→ **TASK GOAL**:
Where does the string "Penyimpanan" appear? Copy every line of the entries below that holds it.

→ **RECORDS PROVIDED**:

>>>

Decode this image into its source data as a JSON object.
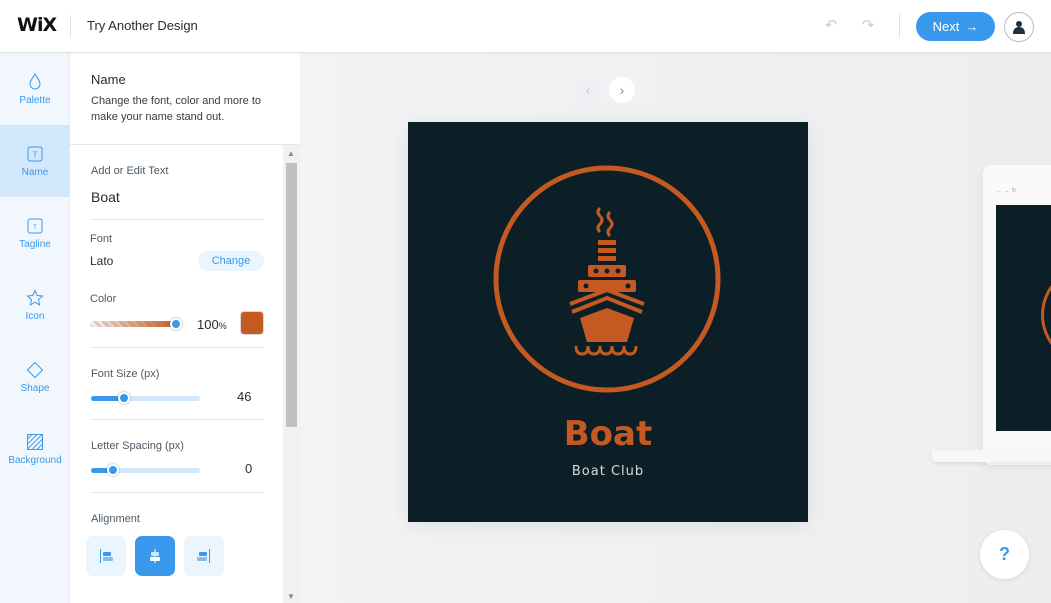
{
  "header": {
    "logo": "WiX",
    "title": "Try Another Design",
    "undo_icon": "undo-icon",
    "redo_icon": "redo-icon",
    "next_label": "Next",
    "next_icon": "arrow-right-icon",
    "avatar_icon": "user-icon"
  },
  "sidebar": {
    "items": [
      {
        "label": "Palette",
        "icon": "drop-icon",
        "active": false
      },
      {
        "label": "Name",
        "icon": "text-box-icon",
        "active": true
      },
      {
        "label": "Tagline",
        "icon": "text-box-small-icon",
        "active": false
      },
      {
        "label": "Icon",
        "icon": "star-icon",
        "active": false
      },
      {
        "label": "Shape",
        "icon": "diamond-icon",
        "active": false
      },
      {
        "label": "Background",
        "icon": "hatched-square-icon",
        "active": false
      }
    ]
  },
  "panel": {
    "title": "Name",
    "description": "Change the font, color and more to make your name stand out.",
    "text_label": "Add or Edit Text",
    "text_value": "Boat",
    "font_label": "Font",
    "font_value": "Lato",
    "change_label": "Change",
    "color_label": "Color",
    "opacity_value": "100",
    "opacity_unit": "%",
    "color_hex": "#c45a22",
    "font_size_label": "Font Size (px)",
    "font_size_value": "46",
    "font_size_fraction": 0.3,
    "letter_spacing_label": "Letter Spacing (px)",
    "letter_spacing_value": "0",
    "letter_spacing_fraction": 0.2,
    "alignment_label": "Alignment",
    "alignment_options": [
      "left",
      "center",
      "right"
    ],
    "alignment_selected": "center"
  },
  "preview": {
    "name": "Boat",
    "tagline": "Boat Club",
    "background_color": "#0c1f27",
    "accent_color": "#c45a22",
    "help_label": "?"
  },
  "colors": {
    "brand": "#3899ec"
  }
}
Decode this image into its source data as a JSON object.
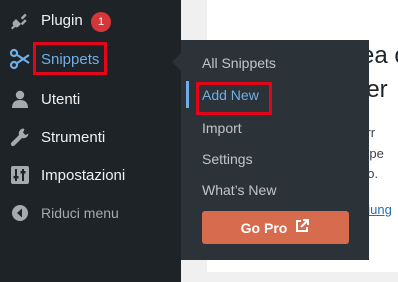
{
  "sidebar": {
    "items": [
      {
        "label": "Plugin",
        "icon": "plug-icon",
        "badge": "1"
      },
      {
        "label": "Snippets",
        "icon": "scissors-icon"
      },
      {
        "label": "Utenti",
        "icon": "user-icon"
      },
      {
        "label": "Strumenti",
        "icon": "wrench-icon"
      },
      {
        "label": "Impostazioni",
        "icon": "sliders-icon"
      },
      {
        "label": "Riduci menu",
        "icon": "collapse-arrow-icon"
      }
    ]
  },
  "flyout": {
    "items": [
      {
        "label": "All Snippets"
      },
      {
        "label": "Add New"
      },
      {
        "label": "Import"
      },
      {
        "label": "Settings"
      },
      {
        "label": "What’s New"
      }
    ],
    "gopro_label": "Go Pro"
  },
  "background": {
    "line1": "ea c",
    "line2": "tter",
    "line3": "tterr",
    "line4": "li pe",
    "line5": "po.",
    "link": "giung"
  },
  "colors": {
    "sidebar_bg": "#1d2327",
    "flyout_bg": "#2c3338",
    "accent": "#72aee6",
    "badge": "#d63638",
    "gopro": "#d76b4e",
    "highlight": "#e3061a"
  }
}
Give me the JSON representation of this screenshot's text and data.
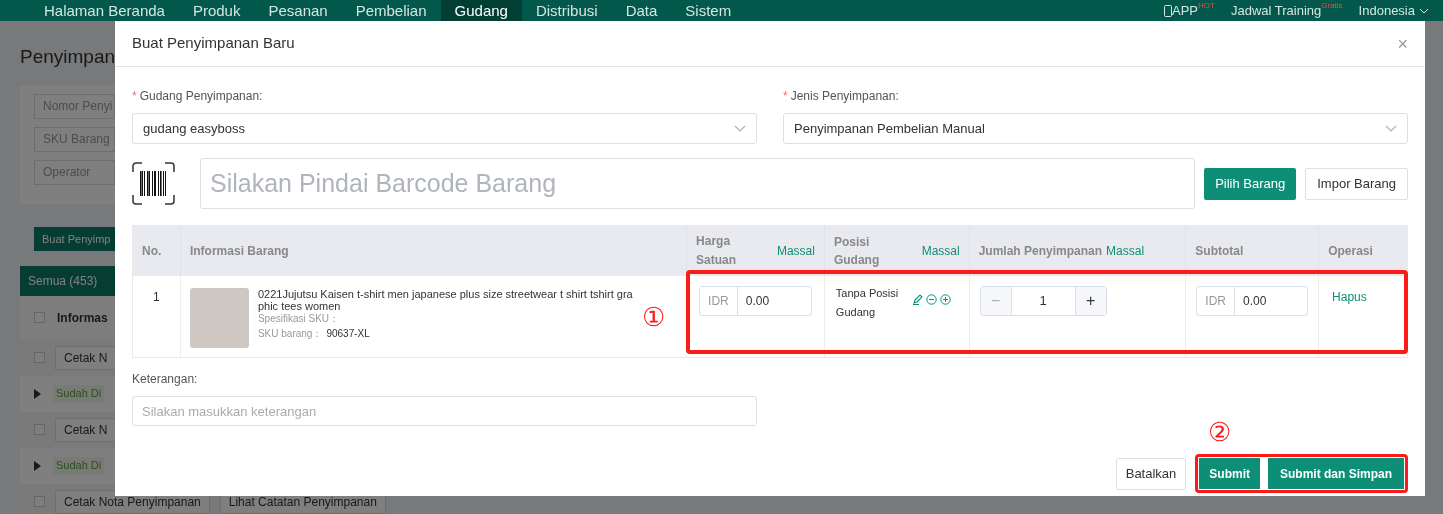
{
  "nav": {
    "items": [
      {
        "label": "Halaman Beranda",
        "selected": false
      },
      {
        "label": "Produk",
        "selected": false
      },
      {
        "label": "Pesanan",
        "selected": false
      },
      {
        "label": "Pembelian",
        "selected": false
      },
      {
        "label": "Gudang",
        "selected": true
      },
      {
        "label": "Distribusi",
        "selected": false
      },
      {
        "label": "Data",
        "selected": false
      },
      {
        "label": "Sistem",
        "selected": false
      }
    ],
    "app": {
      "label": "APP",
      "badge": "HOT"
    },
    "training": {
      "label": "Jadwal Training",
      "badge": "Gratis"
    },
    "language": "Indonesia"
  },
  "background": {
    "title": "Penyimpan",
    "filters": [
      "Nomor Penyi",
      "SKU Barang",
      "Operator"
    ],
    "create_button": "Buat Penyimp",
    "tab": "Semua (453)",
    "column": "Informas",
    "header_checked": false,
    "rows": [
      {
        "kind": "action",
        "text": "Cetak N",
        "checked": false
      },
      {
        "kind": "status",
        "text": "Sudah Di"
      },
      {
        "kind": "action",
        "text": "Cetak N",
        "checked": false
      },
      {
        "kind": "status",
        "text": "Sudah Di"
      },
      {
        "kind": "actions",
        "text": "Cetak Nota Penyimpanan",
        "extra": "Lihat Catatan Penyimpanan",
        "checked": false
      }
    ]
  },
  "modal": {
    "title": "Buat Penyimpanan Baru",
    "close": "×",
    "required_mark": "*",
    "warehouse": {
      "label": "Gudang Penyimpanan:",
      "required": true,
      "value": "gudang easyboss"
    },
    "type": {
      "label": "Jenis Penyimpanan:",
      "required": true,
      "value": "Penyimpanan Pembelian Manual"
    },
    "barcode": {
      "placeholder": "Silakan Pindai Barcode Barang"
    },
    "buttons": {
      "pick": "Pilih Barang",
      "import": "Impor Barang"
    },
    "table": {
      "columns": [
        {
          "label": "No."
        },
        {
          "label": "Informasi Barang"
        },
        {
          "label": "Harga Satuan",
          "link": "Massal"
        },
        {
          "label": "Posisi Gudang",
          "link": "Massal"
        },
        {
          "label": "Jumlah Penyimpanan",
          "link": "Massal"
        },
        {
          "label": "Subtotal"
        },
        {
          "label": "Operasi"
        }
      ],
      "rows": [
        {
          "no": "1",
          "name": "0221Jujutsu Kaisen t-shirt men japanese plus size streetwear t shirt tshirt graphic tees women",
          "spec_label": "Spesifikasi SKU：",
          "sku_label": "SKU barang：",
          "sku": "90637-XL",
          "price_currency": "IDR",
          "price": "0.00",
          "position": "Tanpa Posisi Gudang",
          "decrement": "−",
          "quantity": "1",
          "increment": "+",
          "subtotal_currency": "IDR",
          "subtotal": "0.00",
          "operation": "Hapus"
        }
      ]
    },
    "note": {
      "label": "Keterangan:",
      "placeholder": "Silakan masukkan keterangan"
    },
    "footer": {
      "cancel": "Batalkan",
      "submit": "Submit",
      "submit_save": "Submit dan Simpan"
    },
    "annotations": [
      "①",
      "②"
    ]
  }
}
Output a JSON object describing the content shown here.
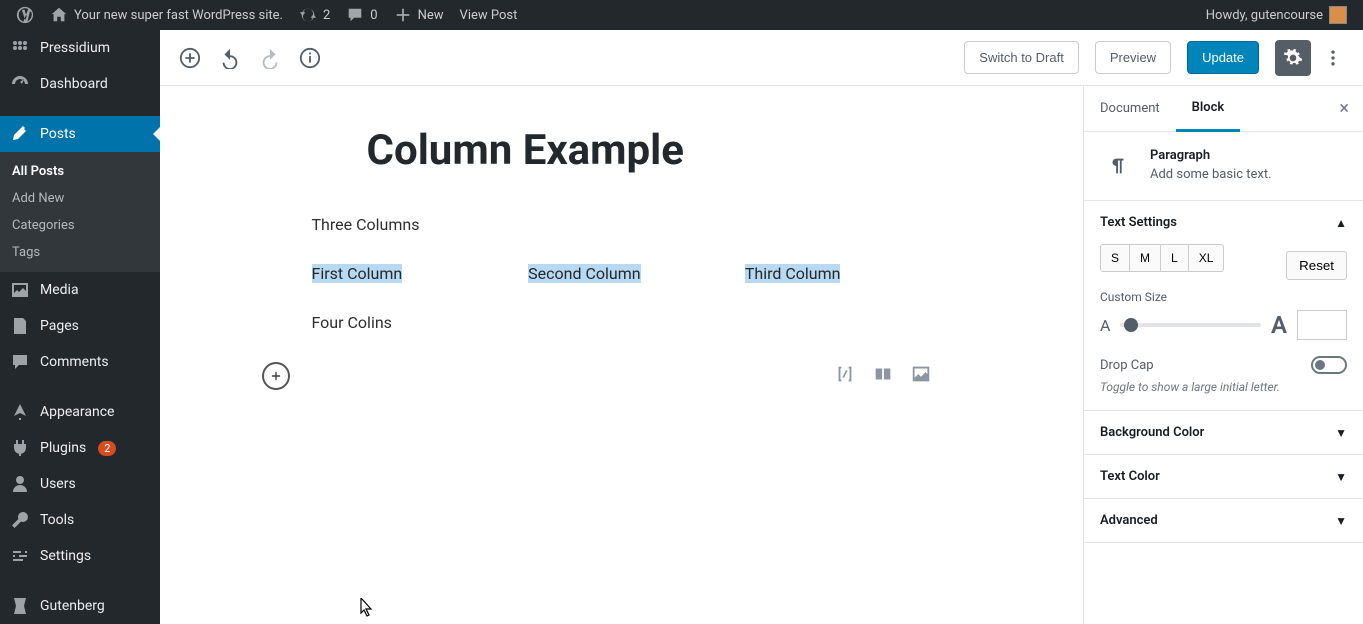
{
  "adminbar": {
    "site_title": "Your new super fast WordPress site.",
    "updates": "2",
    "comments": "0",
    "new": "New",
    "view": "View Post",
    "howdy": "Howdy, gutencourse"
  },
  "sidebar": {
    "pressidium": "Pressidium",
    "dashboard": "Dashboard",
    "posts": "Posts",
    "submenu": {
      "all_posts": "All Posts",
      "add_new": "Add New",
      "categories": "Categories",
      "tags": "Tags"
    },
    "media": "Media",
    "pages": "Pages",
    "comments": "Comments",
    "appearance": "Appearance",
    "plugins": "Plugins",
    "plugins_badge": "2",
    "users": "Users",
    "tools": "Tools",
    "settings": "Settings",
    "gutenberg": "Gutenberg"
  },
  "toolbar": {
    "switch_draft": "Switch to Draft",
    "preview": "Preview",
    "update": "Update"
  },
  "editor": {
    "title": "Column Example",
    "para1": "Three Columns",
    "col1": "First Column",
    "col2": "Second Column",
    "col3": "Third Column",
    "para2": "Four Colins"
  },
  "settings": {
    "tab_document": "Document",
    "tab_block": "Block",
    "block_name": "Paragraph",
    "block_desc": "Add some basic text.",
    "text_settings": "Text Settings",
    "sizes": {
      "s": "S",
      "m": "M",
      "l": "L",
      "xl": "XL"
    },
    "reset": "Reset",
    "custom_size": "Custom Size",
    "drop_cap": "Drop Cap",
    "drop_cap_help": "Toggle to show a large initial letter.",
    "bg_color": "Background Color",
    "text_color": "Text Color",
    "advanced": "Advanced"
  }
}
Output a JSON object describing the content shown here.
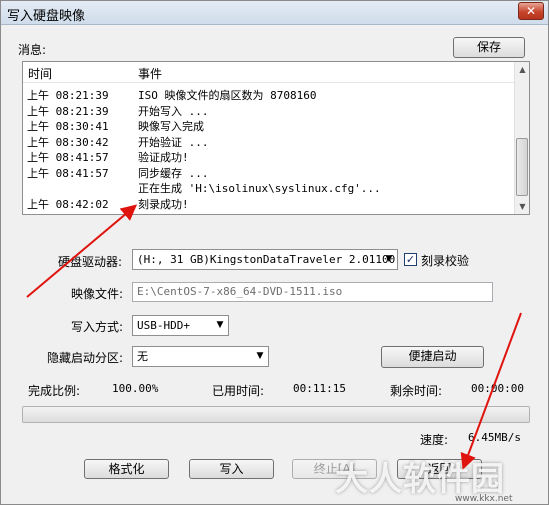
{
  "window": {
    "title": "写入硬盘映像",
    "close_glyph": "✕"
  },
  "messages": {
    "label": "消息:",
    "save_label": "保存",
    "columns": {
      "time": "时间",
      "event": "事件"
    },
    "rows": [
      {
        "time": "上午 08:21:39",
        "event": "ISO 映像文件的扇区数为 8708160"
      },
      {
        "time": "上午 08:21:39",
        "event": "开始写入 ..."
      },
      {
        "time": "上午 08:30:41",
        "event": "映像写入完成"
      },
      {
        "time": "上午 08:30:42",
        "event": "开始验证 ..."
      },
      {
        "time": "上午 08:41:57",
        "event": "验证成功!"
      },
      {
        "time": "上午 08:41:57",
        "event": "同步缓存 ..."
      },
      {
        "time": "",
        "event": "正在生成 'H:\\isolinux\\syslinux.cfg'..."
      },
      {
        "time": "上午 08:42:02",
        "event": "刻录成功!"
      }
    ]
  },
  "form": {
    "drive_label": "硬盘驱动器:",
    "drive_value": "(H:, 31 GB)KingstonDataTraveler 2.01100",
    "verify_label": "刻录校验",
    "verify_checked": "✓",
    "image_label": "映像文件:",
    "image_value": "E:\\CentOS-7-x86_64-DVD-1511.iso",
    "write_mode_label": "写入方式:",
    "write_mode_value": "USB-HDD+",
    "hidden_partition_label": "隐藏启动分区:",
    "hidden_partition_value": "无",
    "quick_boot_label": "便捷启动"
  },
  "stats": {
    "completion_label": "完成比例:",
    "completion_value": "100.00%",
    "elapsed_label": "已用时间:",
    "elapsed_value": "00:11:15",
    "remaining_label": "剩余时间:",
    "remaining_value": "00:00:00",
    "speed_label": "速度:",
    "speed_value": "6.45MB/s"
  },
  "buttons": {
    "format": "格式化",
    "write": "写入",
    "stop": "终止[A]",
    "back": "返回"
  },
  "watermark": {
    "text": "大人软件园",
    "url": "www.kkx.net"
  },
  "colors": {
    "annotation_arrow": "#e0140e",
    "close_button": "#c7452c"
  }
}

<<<

→ **REPLY**:
        "text": "Cetak Nota Penyimpanan",
        "extra": "Lihat Catatan Penyimpanan",
    "title": "Buat Penyimpanan Baru",
      "label": "Gudang Penyimpanan:",
      "label": "Jenis Penyimpanan:",
      "value": "Penyimpanan Pembelian Manual"
          "label": "Jumlah Penyimpanan",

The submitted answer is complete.